Collard Greens (Phases 1-4)
2 g Net Carbs per ½ cup cooked
Collard greens are high in folate and beta carotene, but they're particularly high in calcium -- ½ cup cooked weighs in at 113 milligrams of this essential mineral.
Dandelion Greens (Phases 1-4)
1.8 g Net Carbs per ½ cup cooked
Related to the sunflower, dandelion greens are indeed the same at the market as they are in your yard and a delightful addition to a salad of mixed greens. Unless you're certain your yard is untouched by pesticides and fertilizers, play it safe and go with the ones at the store. Choose small leaves; they become bitter as they grow.
Kale (Phases 1-4)
2.1 g Net Carbs per ½ cup cooked
Many types of kale exist, but the most common is curly kale. This dark green leafy vegetable is remarkably high in beta carotene, as well as the carotenoids lutein and zeaxanthin.
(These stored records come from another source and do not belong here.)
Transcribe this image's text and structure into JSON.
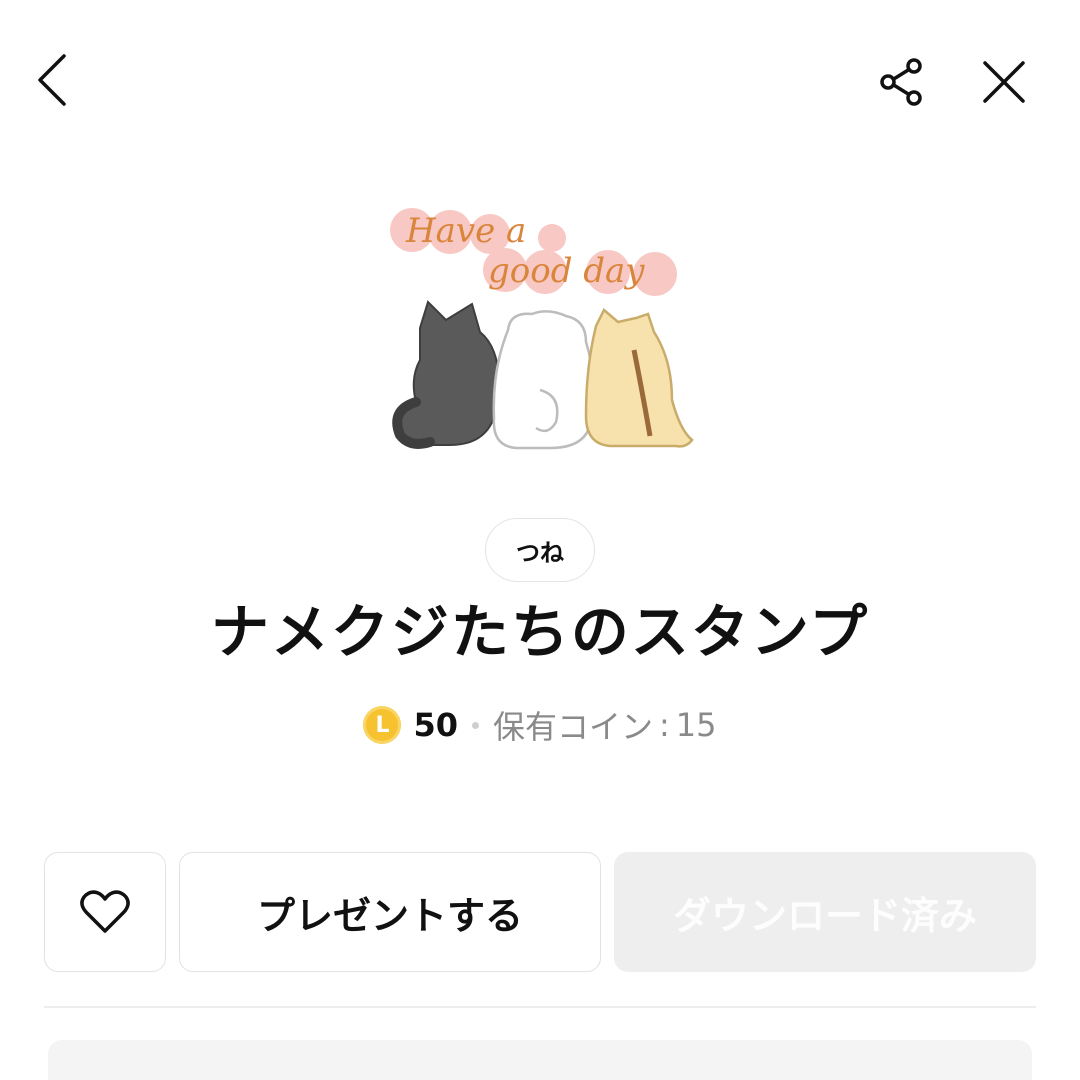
{
  "header": {
    "back_icon": "chevron-left-icon",
    "share_icon": "share-icon",
    "close_icon": "close-icon"
  },
  "sticker": {
    "image_text": "Have a good day",
    "image_description": "three cats seen from behind"
  },
  "author": "つね",
  "title": "ナメクジたちのスタンプ",
  "price": {
    "coin_icon_letter": "L",
    "amount": "50",
    "owned_label": "保有コイン",
    "owned_separator": ":",
    "owned_value": "15"
  },
  "actions": {
    "like_icon": "heart-icon",
    "gift_label": "プレゼントする",
    "download_label": "ダウンロード済み"
  },
  "colors": {
    "coin": "#f6c230",
    "disabled_button": "#eeeeee",
    "owned_text": "#8a8a8a"
  }
}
Kale tastes somewhat sweeter after it's been exposed to frost, so purchase it in the winter. Choose bunches with slender stems -- they're younger and milder in flavor.
Mustard Greens (Phases 1-4)
0.1 g Net Carbs per ½ cup cooked
This crucifer looks like smaller, brighter kale, but its flavor is much more assertive. Mustard greens are high in calcium, folate, and beta carotene.The Atkins Shopping Guide. Copyright © by C. J. Atkins Health & Medical Information Services. Reprinted by permission of HarperCollins Publishers, Inc. All rights reserved. Available now wherever books are sold.